Kyocera, laboratories launch U.S.-Japan smart grid project

Sponsored by

Kyoto, September 18, 2012 — Kyocera Corp. and a number of other companies, research institutes and local governments involved announced the start of operations of an international smart-grid demonstration project in Los Alamos, New Mexico.

The project is a collaborative effort between NEDO, the New Mexico state government, the Los Alamos Department of Public Utilities, and the Los Alamos National Laboratory — a national research center which is run under the umbrella of the U.S. Department of Energy.

It aims for the wider implementation of renewable energy and the promotion of energy conservation through the use of smart grid-related technologies. Specifically, technologies that can provide a portion of renewable power for the electric grid to meet a community's residential need.
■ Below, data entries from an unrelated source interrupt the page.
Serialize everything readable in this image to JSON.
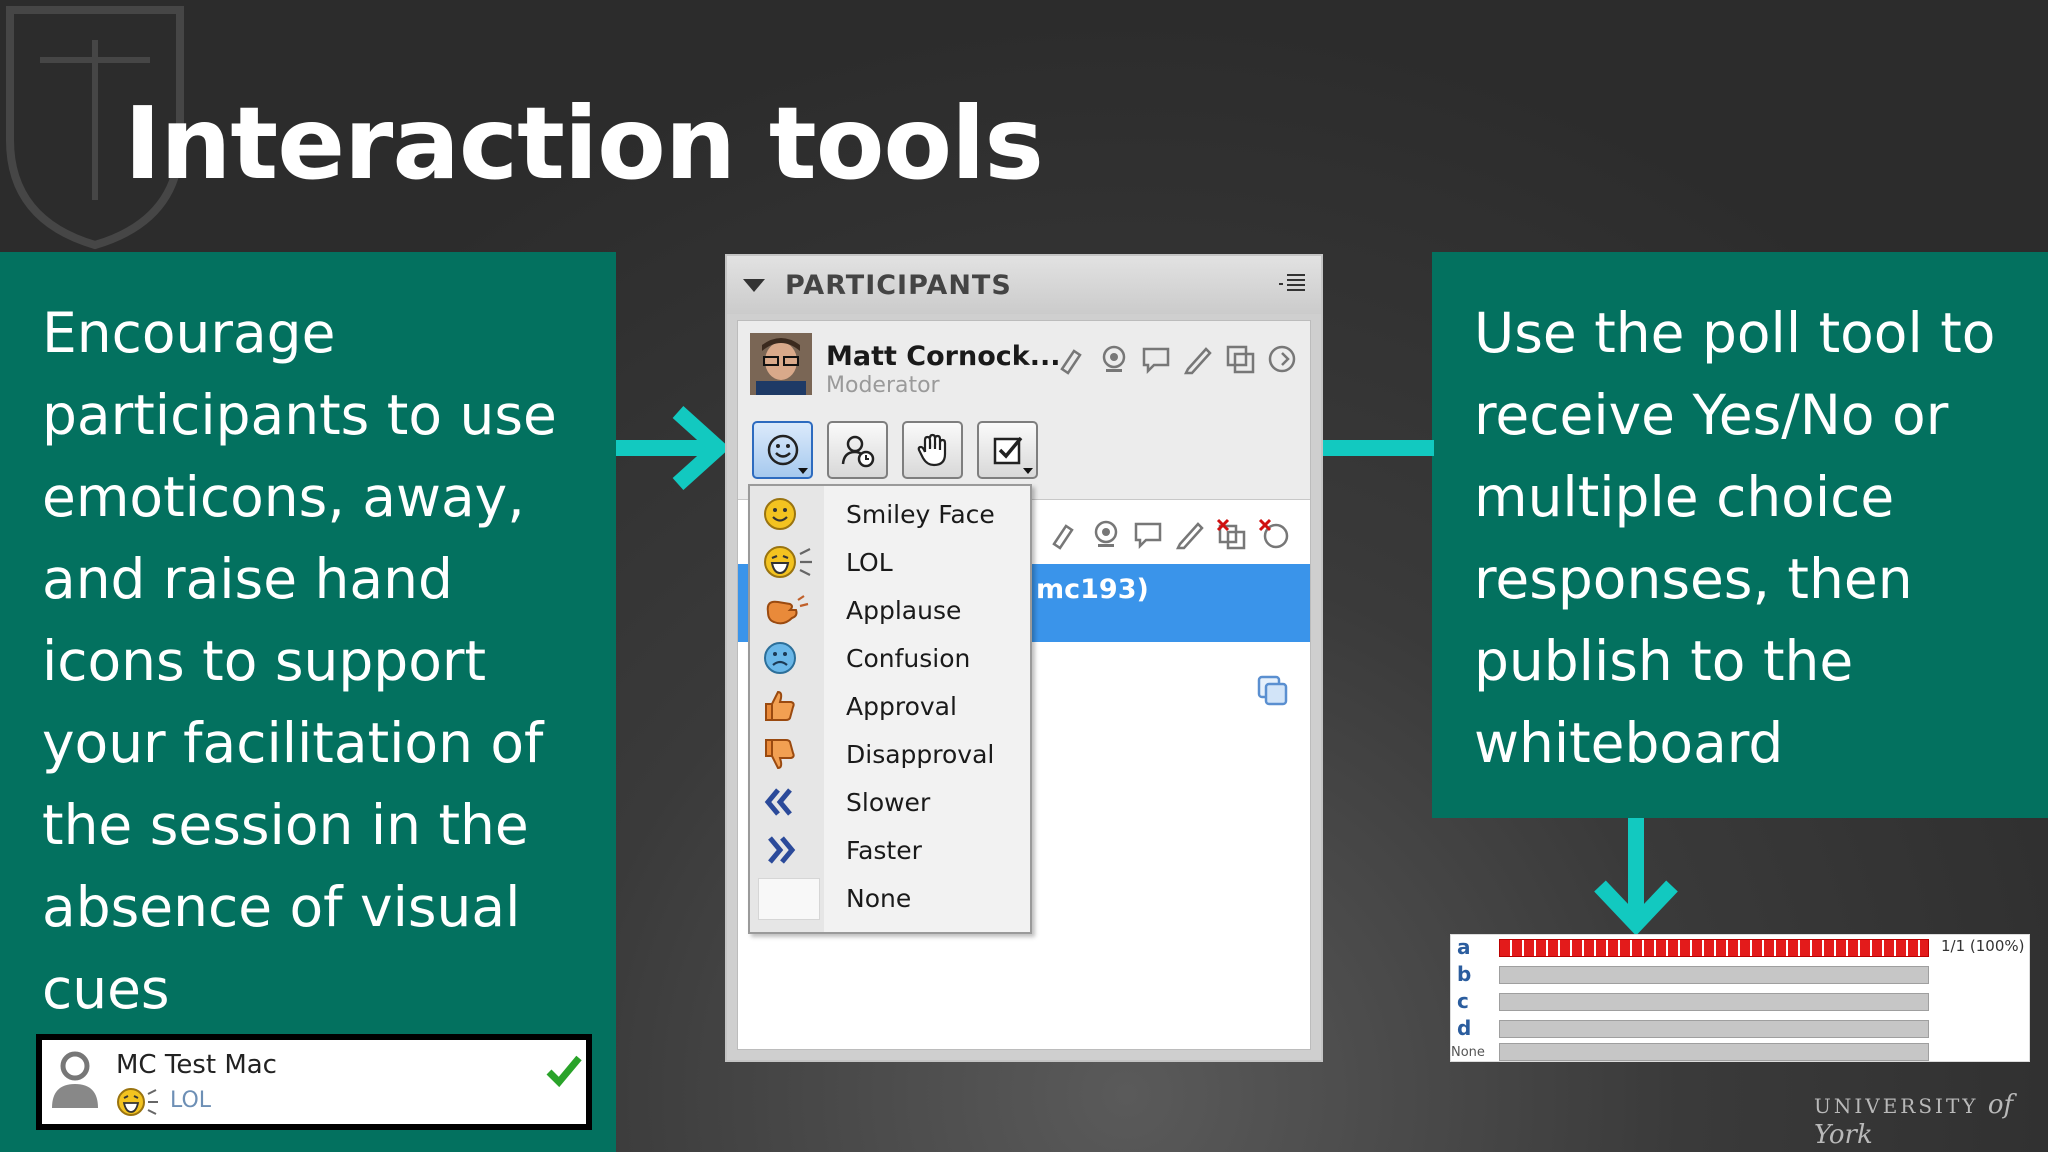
{
  "slide": {
    "title": "Interaction tools"
  },
  "left_panel": {
    "text": "Encourage\nparticipants to use\nemoticons, away,\nand raise hand\nicons to support\nyour facilitation of\nthe session in the\nabsence of visual\ncues"
  },
  "right_panel": {
    "text": "Use the poll tool to\nreceive Yes/No or\nmultiple choice\nresponses, then\npublish to the\nwhiteboard"
  },
  "participants": {
    "header": "PARTICIPANTS",
    "moderator_name": "Matt Cornock...",
    "moderator_role": "Moderator",
    "selected_row_text": "mc193)",
    "tool_buttons": [
      "emoticon-icon",
      "away-icon",
      "raise-hand-icon",
      "poll-icon"
    ]
  },
  "emoticon_menu": {
    "items": [
      {
        "label": "Smiley Face",
        "icon": "smiley-face-icon"
      },
      {
        "label": "LOL",
        "icon": "lol-icon"
      },
      {
        "label": "Applause",
        "icon": "applause-icon"
      },
      {
        "label": "Confusion",
        "icon": "confusion-icon"
      },
      {
        "label": "Approval",
        "icon": "thumbs-up-icon"
      },
      {
        "label": "Disapproval",
        "icon": "thumbs-down-icon"
      },
      {
        "label": "Slower",
        "icon": "slower-icon"
      },
      {
        "label": "Faster",
        "icon": "faster-icon"
      },
      {
        "label": "None",
        "icon": "none-icon"
      }
    ]
  },
  "participant_card": {
    "name": "MC Test Mac",
    "status": "LOL"
  },
  "poll_results": {
    "rows": [
      {
        "label": "a",
        "value": 1.0,
        "result_text": "1/1 (100%)"
      },
      {
        "label": "b",
        "value": 0
      },
      {
        "label": "c",
        "value": 0
      },
      {
        "label": "d",
        "value": 0
      },
      {
        "label": "None",
        "value": 0
      }
    ]
  },
  "footer": {
    "logo_main": "UNIVERSITY",
    "logo_of": "of",
    "logo_city": "York"
  },
  "colors": {
    "accent_teal": "#03715f",
    "arrow_cyan": "#12c9c0",
    "selection_blue": "#3a94ea",
    "poll_red": "#e31b1b"
  }
}
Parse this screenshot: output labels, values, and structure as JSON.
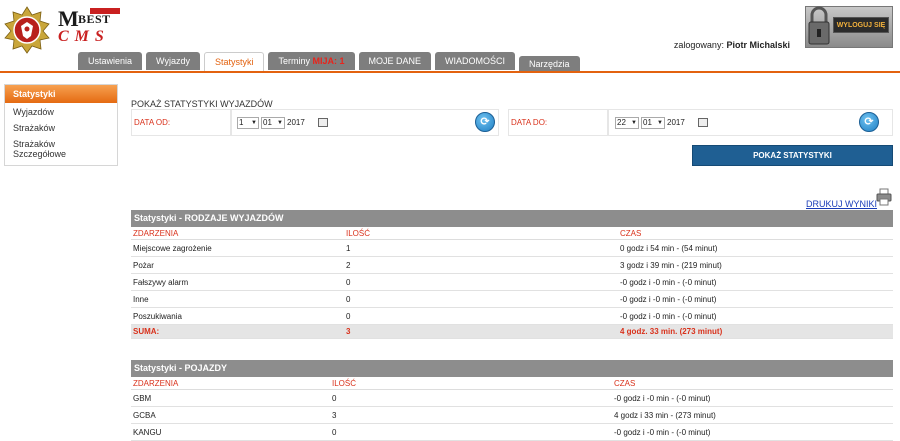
{
  "header": {
    "logo": {
      "m": "M",
      "best": "BEST",
      "cms": "CMS"
    },
    "user_label": "zalogowany:",
    "user_name": "Piotr Michalski",
    "logout_label": "WYLOGUJ SIĘ"
  },
  "tabs": [
    {
      "label": "Ustawienia"
    },
    {
      "label": "Wyjazdy"
    },
    {
      "label": "Statystyki",
      "active": true
    },
    {
      "label": "Terminy",
      "badge": "MIJA: 1"
    },
    {
      "label": "MOJE DANE"
    },
    {
      "label": "WIADOMOŚCI"
    },
    {
      "label": "Narzędzia"
    }
  ],
  "sidebar": {
    "title": "Statystyki",
    "items": [
      {
        "label": "Wyjazdów"
      },
      {
        "label": "Strażaków"
      },
      {
        "label": "Strażaków Szczegółowe"
      }
    ]
  },
  "filter": {
    "title": "POKAŻ STATYSTYKI WYJAZDÓW",
    "from_label": "DATA OD:",
    "from_day": "1",
    "from_month": "01",
    "from_year": "2017",
    "to_label": "DATA DO:",
    "to_day": "22",
    "to_month": "01",
    "to_year": "2017",
    "show_button": "POKAŻ STATYSTYKI",
    "print_link": "DRUKUJ WYNIKI"
  },
  "table1": {
    "title": "Statystyki - RODZAJE WYJAZDÓW",
    "headers": [
      "ZDARZENIA",
      "ILOŚĆ",
      "CZAS"
    ],
    "rows": [
      [
        "Miejscowe zagrożenie",
        "1",
        "0 godz i 54 min - (54 minut)"
      ],
      [
        "Pożar",
        "2",
        "3 godz i 39 min - (219 minut)"
      ],
      [
        "Fałszywy alarm",
        "0",
        "-0 godz i -0 min - (-0 minut)"
      ],
      [
        "Inne",
        "0",
        "-0 godz i -0 min - (-0 minut)"
      ],
      [
        "Poszukiwania",
        "0",
        "-0 godz i -0 min - (-0 minut)"
      ]
    ],
    "sum": [
      "SUMA:",
      "3",
      "4 godz. 33 min. (273 minut)"
    ]
  },
  "table2": {
    "title": "Statystyki - POJAZDY",
    "headers": [
      "ZDARZENIA",
      "ILOŚĆ",
      "CZAS"
    ],
    "rows": [
      [
        "GBM",
        "0",
        "-0 godz i -0 min - (-0 minut)"
      ],
      [
        "GCBA",
        "3",
        "4 godz i 33 min - (273 minut)"
      ],
      [
        "KANGU",
        "0",
        "-0 godz i -0 min - (-0 minut)"
      ]
    ]
  }
}
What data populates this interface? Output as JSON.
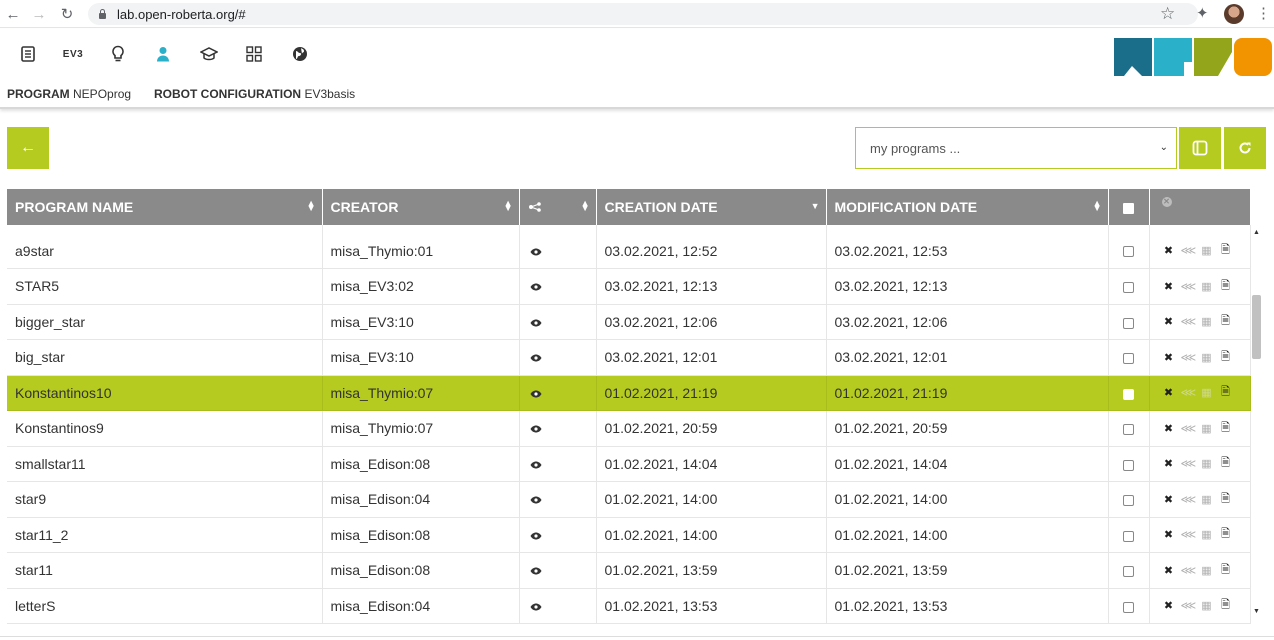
{
  "browser": {
    "url": "lab.open-roberta.org/#"
  },
  "header": {
    "ev3_label": "EV3",
    "program_label": "PROGRAM",
    "program_name": "NEPOprog",
    "robot_label": "ROBOT CONFIGURATION",
    "robot_name": "EV3basis",
    "logo_colors": [
      "#1a6e8a",
      "#2ab0c9",
      "#93a51b",
      "#f29400"
    ]
  },
  "toolbar": {
    "select_value": "my programs ...",
    "back_icon": "arrow-left",
    "copy_icon": "copy",
    "refresh_icon": "refresh"
  },
  "table": {
    "columns": [
      "PROGRAM NAME",
      "CREATOR",
      "",
      "CREATION DATE",
      "MODIFICATION DATE",
      "",
      ""
    ],
    "rows": [
      {
        "name": "a9star",
        "creator": "misa_Thymio:01",
        "created": "03.02.2021, 12:52",
        "modified": "03.02.2021, 12:53"
      },
      {
        "name": "STAR5",
        "creator": "misa_EV3:02",
        "created": "03.02.2021, 12:13",
        "modified": "03.02.2021, 12:13"
      },
      {
        "name": "bigger_star",
        "creator": "misa_EV3:10",
        "created": "03.02.2021, 12:06",
        "modified": "03.02.2021, 12:06"
      },
      {
        "name": "big_star",
        "creator": "misa_EV3:10",
        "created": "03.02.2021, 12:01",
        "modified": "03.02.2021, 12:01"
      },
      {
        "name": "Konstantinos10",
        "creator": "misa_Thymio:07",
        "created": "01.02.2021, 21:19",
        "modified": "01.02.2021, 21:19",
        "selected": true
      },
      {
        "name": "Konstantinos9",
        "creator": "misa_Thymio:07",
        "created": "01.02.2021, 20:59",
        "modified": "01.02.2021, 20:59"
      },
      {
        "name": "smallstar11",
        "creator": "misa_Edison:08",
        "created": "01.02.2021, 14:04",
        "modified": "01.02.2021, 14:04"
      },
      {
        "name": "star9",
        "creator": "misa_Edison:04",
        "created": "01.02.2021, 14:00",
        "modified": "01.02.2021, 14:00"
      },
      {
        "name": "star11_2",
        "creator": "misa_Edison:08",
        "created": "01.02.2021, 14:00",
        "modified": "01.02.2021, 14:00"
      },
      {
        "name": "star11",
        "creator": "misa_Edison:08",
        "created": "01.02.2021, 13:59",
        "modified": "01.02.2021, 13:59"
      },
      {
        "name": "letterS",
        "creator": "misa_Edison:04",
        "created": "01.02.2021, 13:53",
        "modified": "01.02.2021, 13:53"
      }
    ]
  },
  "colors": {
    "accent": "#b5cb1f",
    "header_gray": "#8a8a8a"
  }
}
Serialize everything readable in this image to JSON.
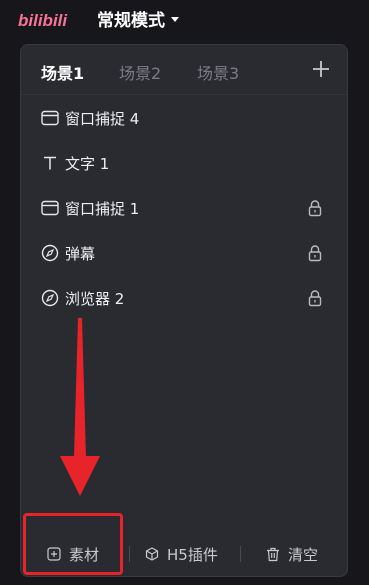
{
  "header": {
    "logo_text": "bilibili",
    "mode_label": "常规模式"
  },
  "scene_tabs": [
    {
      "label": "场景1",
      "active": true
    },
    {
      "label": "场景2",
      "active": false
    },
    {
      "label": "场景3",
      "active": false
    }
  ],
  "sources": [
    {
      "label": "窗口捕捉 4",
      "icon": "window-capture-icon",
      "locked": false
    },
    {
      "label": "文字 1",
      "icon": "text-icon",
      "locked": false
    },
    {
      "label": "窗口捕捉 1",
      "icon": "window-capture-icon",
      "locked": true
    },
    {
      "label": "弹幕",
      "icon": "compass-icon",
      "locked": true
    },
    {
      "label": "浏览器 2",
      "icon": "compass-icon",
      "locked": true
    }
  ],
  "bottom_bar": {
    "material_label": "素材",
    "h5_plugin_label": "H5插件",
    "clear_label": "清空"
  },
  "colors": {
    "brand": "#fb7299",
    "annotation": "#e8242b",
    "panel_bg": "#2a2b30",
    "page_bg": "#16161b"
  }
}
Data collection and analysis is set to run until March 2014, at which time opportunities will then be provided for other companies and institutions to utilize the resources to conduct further academic research and product testing.

The project is located at three sites in Los Alamos and Albuquerque, of which Kyocera is participating in two: the Smart-Grid Demonstration and the Smart House Demonstration in Los Alamos. Furthermore, Kyocera will be commissioned to lead the Evaluation of Distributed Energy Resource (Photovoltaics, etc.) within the Collective Research portion of the overall project.

The Smart-Grid Demonstration in Los Alamos consists of a power supply micro-grid which uses power distribution lines from a large-scale solar power plant to utilize related technologies and performance, and to minimize the effects of power output fluctuations.

Kyocera supplied a 910 kW multicrystalline silicon solar module array. Furthermore, as the site of the solar power plant will be built over a reclaimed waste disposal landfill, Kyocera applied its expertise in selecting and installing base mounting optimized for dynamic soil conditions.

For the Smart House Demonstration in Los Alamos, Kyocera constructed a hybrid energy management system, which uses a 3.4 kW residential solar power generating system, 24 kWh lithium-ion storage battery and an energy-efficient heat storage unit.

By operating a Home Energy Management System equipped with communication equipment and sensors, the Smart House helps to optimize energy usage from the solar power generating system, storage battery, power grid and smart appliances that allow for electric demand in the house to be responsive to smart grid signals.

Sponsored by

Get All the Electric Light & Power and POWERGRID International to Your Inbox

Subscribe to Electric Light & Power or POWERGRID International and the email newsletter today at no cost and receive the latest news and information.

Related Articles

New study suggests Northeast could see spike in EVs as millennials embrace e-Mobility

04/22/2019 According to a new study from the ‘Drive Change. Drive Electric.’ campaign, millennials are more accepting of electric car...

Eaton acquires Turkish switchgear manufacturer

04/16/2019

Eaton completed the acquisition of its 82.257-percent stake in Ulusoy Elektrik Imalat Taahhut ve Ticaret. based in Ankara,...

The future of the grid as described by GE’s chief technology officer, Vera Silva

04/15/2019 Leading a research and development team 1,200-strong, as well as an engineering team of about 2,200 people, is no small fe...

Survey: For utilities to go digital, utility suppliers must be digital too

04/11/2019 A new survey of 200 utility providers found that 65 percent lack timely, accurate information from their service providers...